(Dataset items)
== Segment start ==

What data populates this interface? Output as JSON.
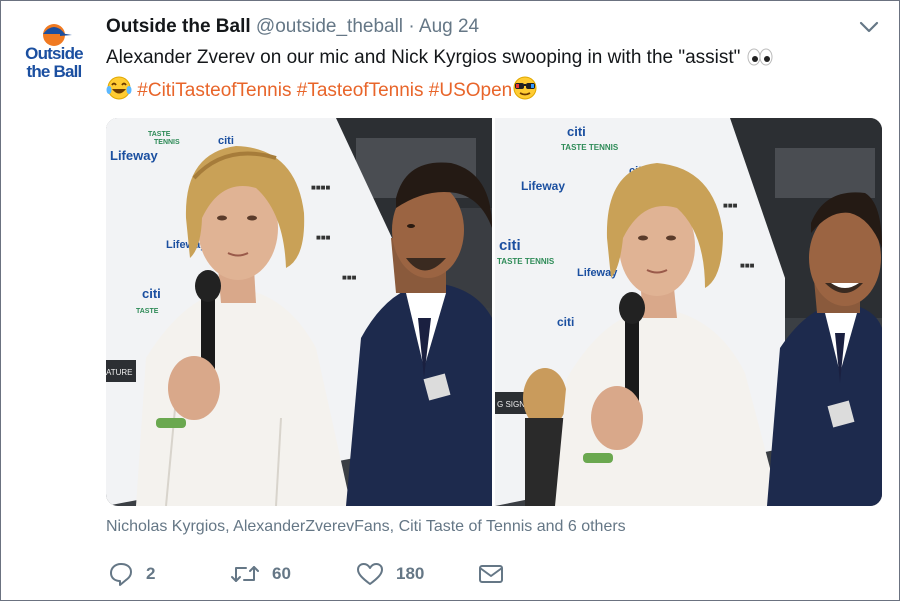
{
  "tweet": {
    "author_name": "Outside the Ball",
    "handle": "@outside_theball",
    "separator": "·",
    "date": "Aug 24",
    "text_main": "Alexander Zverev on our mic and Nick Kyrgios swooping in with the \"assist\"",
    "hashtags": [
      "#CitiTasteofTennis",
      "#TasteofTennis",
      "#USOpen"
    ],
    "likers_text": "Nicholas Kyrgios, AlexanderZverevFans, Citi Taste of Tennis and 6 others",
    "actions": {
      "reply_count": "2",
      "retweet_count": "60",
      "like_count": "180"
    }
  },
  "avatar": {
    "line1": "Outside",
    "line2": "the Ball"
  },
  "photos": {
    "left": {
      "backdrop_logos": [
        "Lifeway",
        "citi",
        "TASTE TENNIS",
        "citi",
        "Lifeway",
        "ATURE"
      ]
    },
    "right": {
      "backdrop_logos": [
        "citi",
        "TASTE TENNIS",
        "Lifeway",
        "citi",
        "TASTE TENNIS",
        "Lifeway",
        "citi",
        "G SIGNAT"
      ]
    }
  },
  "icons": {
    "caret": "chevron-down-icon",
    "reply": "reply-icon",
    "retweet": "retweet-icon",
    "like": "heart-icon",
    "dm": "envelope-icon"
  },
  "colors": {
    "hashtag": "#e8652a",
    "brand_blue": "#1b4fa0",
    "brand_orange": "#f07a22",
    "muted": "#657786"
  }
}
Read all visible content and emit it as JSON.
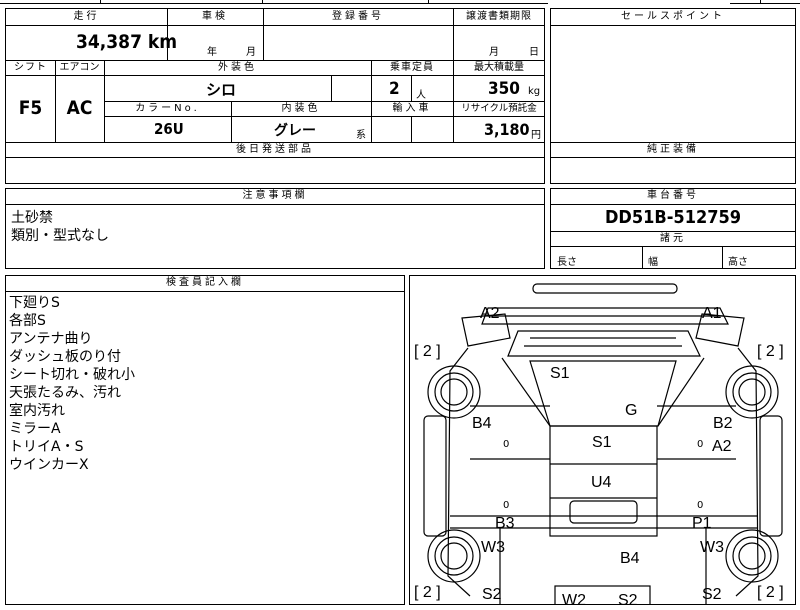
{
  "sheet": {
    "top_header_fragment": "",
    "mileage": {
      "label": "走行",
      "value": "34,387",
      "unit": "km"
    },
    "inspection": {
      "label": "車検",
      "year_unit": "年",
      "month_unit": "月"
    },
    "registration": {
      "label": "登録番号"
    },
    "transfer_deadline": {
      "label": "譲渡書類期限",
      "month_unit": "月",
      "day_unit": "日"
    },
    "shift": {
      "label": "シフト",
      "value": "F5"
    },
    "aircon": {
      "label": "エアコン",
      "value": "AC"
    },
    "exterior_color": {
      "label": "外装色",
      "value": "シロ"
    },
    "capacity": {
      "label": "乗車定員",
      "value": "2",
      "unit": "人"
    },
    "max_load": {
      "label": "最大積載量",
      "value": "350",
      "unit": "kg"
    },
    "color_no": {
      "label": "カラーNo.",
      "value": "26U"
    },
    "interior_color": {
      "label": "内装色",
      "value": "グレー",
      "suffix": "系"
    },
    "import_car": {
      "label": "輸入車"
    },
    "recycle_fee": {
      "label": "リサイクル預託金",
      "value": "3,180",
      "unit": "円"
    },
    "later_parts": {
      "label": "後日発送部品"
    },
    "notes": {
      "label": "注意事項欄",
      "lines": [
        "土砂禁",
        "類別・型式なし"
      ]
    },
    "sales_points": {
      "label": "セールスポイント"
    },
    "genuine_equipment": {
      "label": "純正装備"
    },
    "chassis": {
      "label": "車台番号",
      "value": "DD51B-512759"
    },
    "dimensions": {
      "label": "諸元",
      "length": "長さ",
      "width": "幅",
      "height": "高さ"
    },
    "inspector": {
      "label": "検査員記入欄",
      "lines": [
        "下廻りS",
        "各部S",
        "アンテナ曲り",
        "ダッシュ板のり付",
        "シート切れ・破れ小",
        "天張たるみ、汚れ",
        "室内汚れ",
        "ミラーA",
        "トリイA・S",
        "ウインカーX"
      ]
    }
  },
  "diagram": {
    "tread_marks": {
      "front_left": "[ 2 ]",
      "front_right": "[ 2 ]",
      "rear_left": "[ 2 ]",
      "rear_right": "[ 2 ]"
    },
    "labels": {
      "a2_top": "A2",
      "a1": "A1",
      "s1_roof": "S1",
      "g": "G",
      "b4_left": "B4",
      "b2": "B2",
      "s1_floor": "S1",
      "a2_right": "A2",
      "u4": "U4",
      "b3": "B3",
      "p1": "P1",
      "w3_left": "W3",
      "w3_right": "W3",
      "b4_rear": "B4",
      "s2_left": "S2",
      "s2_right": "S2",
      "w2_rear": "W2",
      "s2_rear": "S2"
    },
    "pillar_marks": {
      "left_upper": "0",
      "right_upper": "0",
      "left_lower": "0",
      "right_lower": "0"
    }
  }
}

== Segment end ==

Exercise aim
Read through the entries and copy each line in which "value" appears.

Result of the task
      "value": "34,387",
      "value": "F5"
      "value": "AC"
      "value": "シロ"
      "value": "2",
      "value": "350",
      "value": "26U"
      "value": "グレー",
      "value": "3,180",
      "value": "DD51B-512759"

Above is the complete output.